WHAT IS EXPECTED » Filter the records for lines holding the string "link".

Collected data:
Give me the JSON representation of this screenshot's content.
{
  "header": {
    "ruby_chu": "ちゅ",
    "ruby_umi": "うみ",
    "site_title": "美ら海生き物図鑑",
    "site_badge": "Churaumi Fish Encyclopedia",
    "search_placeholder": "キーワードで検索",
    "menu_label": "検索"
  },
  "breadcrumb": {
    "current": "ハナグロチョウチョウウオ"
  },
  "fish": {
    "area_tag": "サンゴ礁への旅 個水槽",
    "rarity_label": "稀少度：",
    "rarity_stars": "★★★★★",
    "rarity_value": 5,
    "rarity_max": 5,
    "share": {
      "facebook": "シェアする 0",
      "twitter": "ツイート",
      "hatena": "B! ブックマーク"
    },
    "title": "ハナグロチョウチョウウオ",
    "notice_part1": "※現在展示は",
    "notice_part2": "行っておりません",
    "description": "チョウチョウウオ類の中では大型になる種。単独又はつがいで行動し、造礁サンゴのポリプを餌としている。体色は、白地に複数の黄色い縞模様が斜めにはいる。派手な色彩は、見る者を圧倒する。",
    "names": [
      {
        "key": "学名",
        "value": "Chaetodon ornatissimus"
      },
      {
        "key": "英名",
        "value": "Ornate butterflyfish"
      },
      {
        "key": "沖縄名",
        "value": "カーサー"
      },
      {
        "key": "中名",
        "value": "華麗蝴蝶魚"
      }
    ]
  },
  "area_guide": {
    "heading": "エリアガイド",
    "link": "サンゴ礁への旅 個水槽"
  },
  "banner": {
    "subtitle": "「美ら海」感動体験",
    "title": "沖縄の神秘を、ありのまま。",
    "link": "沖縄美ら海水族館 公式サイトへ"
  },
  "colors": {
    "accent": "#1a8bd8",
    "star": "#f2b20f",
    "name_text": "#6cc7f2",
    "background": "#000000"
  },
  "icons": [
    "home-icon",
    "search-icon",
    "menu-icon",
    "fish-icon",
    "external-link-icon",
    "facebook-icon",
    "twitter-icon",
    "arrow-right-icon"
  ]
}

RESPONSE BELOW »
    "link": "サンゴ礁への旅 個水槽"
    "link": "沖縄美ら海水族館 公式サイトへ"
    "external-link-icon",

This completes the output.